Tag Archives: Winnie the Pooh

Sweeter Than Hunny

Christopher Robin

by George Wolf

Pooh! Who doesn’t love him?

Winnie T. Pooh and the gang from the Hundred Acre Wood have endured for decades, and now the second Pooh film is less than twelve months brings all the furry friends to live-action life.

Last year’s Goodbye, Christopher Robin was a bittersweet and uneven origin story, focusing on the inspirations for A.A. Milne’s Pooh tales.

Christopher Robin drops both the goodbye and the bitter in becoming a grown-up fantasyland with an easily digestible, greeting card-ready sentimentality.

Mr. Robin (Ewan McGregor, charming as always) has put the Hundred Acre Wood long behind him, with a wife (Hayley Atwell), a young daughter (Bronte Carmichael – great name!) and a working-class job as an efficiency expert at a London luggage company.

He’s lost sight of the joy in life, and when a crisis at work means Christopher will miss another weekend family getaway, fate intervenes with a much-needed Pooh crew reunion.

The CGI effects that bring the animals to life are wonderful, the voice work  (including Brad Garrett, Toby Jones, Sophie Okonedo, Dr. Who‘s Peter Capaldi and voice acting veteran Jim Cummings) is spot on, the humor warm and the message fuzzy.

What’s missing is depth. There’s no real attempt to find any, and that’s a bit surprising with the filmmaking talent involved.

The director is Marc Forster, and the writing team includes Tom McCarthy and Alex Ross Perry. Between them, those three have some serious depth on their resumes, including Spotlight, Up, Listen Up Phillip, Queen of Earth, Monster’s Ball, Stranger Than Fiction, The Kite Runner and more.

The result is similar to David Lowery’s live-action take on Pete’s Dragon two years ago, where a filmmaker skilled at nuance within serious themes took on a children’s classic and struggled with when to stop simplifying.

Christopher Robin is sweeter than the “hunny” jars Pooh dives into, but nearly as empty as he leaves them.
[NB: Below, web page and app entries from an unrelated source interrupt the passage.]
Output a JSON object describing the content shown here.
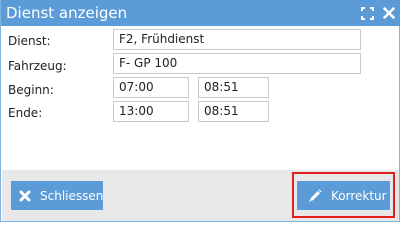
{
  "dialog": {
    "title": "Dienst anzeigen",
    "maximize_icon": "maximize-icon",
    "close_icon": "close-icon"
  },
  "form": {
    "dienst": {
      "label": "Dienst:",
      "value": "F2, Frühdienst"
    },
    "fahrzeug": {
      "label": "Fahrzeug:",
      "value": "F- GP 100"
    },
    "beginn": {
      "label": "Beginn:",
      "value_1": "07:00",
      "value_2": "08:51"
    },
    "ende": {
      "label": "Ende:",
      "value_1": "13:00",
      "value_2": "08:51"
    }
  },
  "footer": {
    "close_button": {
      "label": "Schliessen",
      "icon": "x-icon"
    },
    "correct_button": {
      "label": "Korrektur",
      "icon": "pencil-icon"
    }
  },
  "colors": {
    "title_bar": "#5b9bd8",
    "button": "#5b9bd8",
    "footer": "#e8e8e8",
    "highlight": "#e02020"
  }
}
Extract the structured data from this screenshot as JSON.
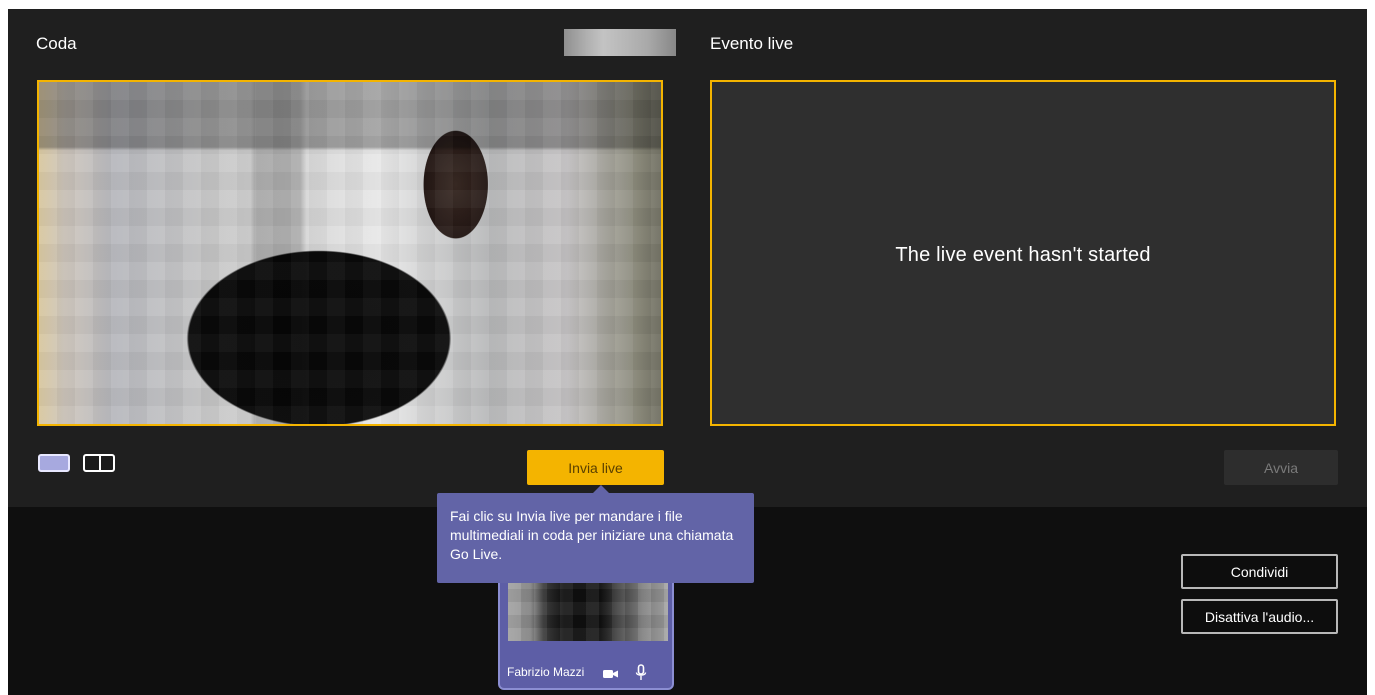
{
  "queue": {
    "title": "Coda"
  },
  "live": {
    "title": "Evento live",
    "status": "The live event hasn't started"
  },
  "controls": {
    "send_live": "Invia live",
    "start": "Avvia",
    "share": "Condividi",
    "mute": "Disattiva l'audio..."
  },
  "tooltip": {
    "text": "Fai clic su Invia live per mandare i file multimediali in coda per iniziare una chiamata Go Live."
  },
  "participant": {
    "name": "Fabrizio Mazzi"
  },
  "icons": {
    "layout_single": "single-layout-icon",
    "layout_split": "split-layout-icon",
    "camera": "camera-icon",
    "microphone": "microphone-icon"
  },
  "colors": {
    "accent": "#f4b400",
    "tooltip": "#6264a7",
    "background": "#1f1f1f",
    "bottom_bar": "#0f0f0f",
    "participant_tile": "#5d5ea6"
  }
}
In trying to showcase the need for simple wonders, the film settles awkwardly between a child’s fable and wistful remembrances from grandparents.

There’s plenty to like, but little to love.


Behind the Bear

Goodbye Christopher Robin

by George Wolf

Even a story born to combat sadness can have a dark side, and Goodbye Christopher Robin explores one in a film that is perfectly acceptable without ever becoming truly memorable.

The story at its heart, of course, is Winnie the Pooh, the fantasy world A.A. Milne created for his young son which became a cultural touchstone that still thrives today.

Milne (Domhnall Gleeson) returned from service in WWI with recurring flashbacks and an ambition to move beyond writing light entertainment and produce a work that would persuade readers to fully appreciate the horror and folly of war.

Retreating from the bustle of London to the solitude of the English countryside with this wife Daphne (Margot Robbie) and son Christopher (Will Tilston in an incredibly cute debut), Milne finds no inspiration until the boy (known to the family as “Billy Moon”) asks his dad to write him a story.

Extravagant wealth soon follows, along with intrusive fame, bringing confusion and heartache to a little boy who doesn’t understand why he has to share his life with the world, or why a father would write about his son instead of for him. Comfort often comes not from his parents, but from the emotional closeness of his relationship with nanny Olive aka “Nou” (Kelly Macdonald).

Director Simon Curtis (Woman in Gold, My Week with Marilyn) wraps it all in a wondrous, often childlike sheen, but juggles too many contrasting themes to find a truly resonate focus. The script, from Frank Cottrell Boyce and Simon Vaughan, offers fly-by attention to war, childhood, celebrity infatuation and those stereotypically British stiff upper lips.

The entire cast is game, the execution workmanlike and the story endearing. But Goodbye Christopher Robin, much like the family it spotlights, too often settles for safety over emotional connection.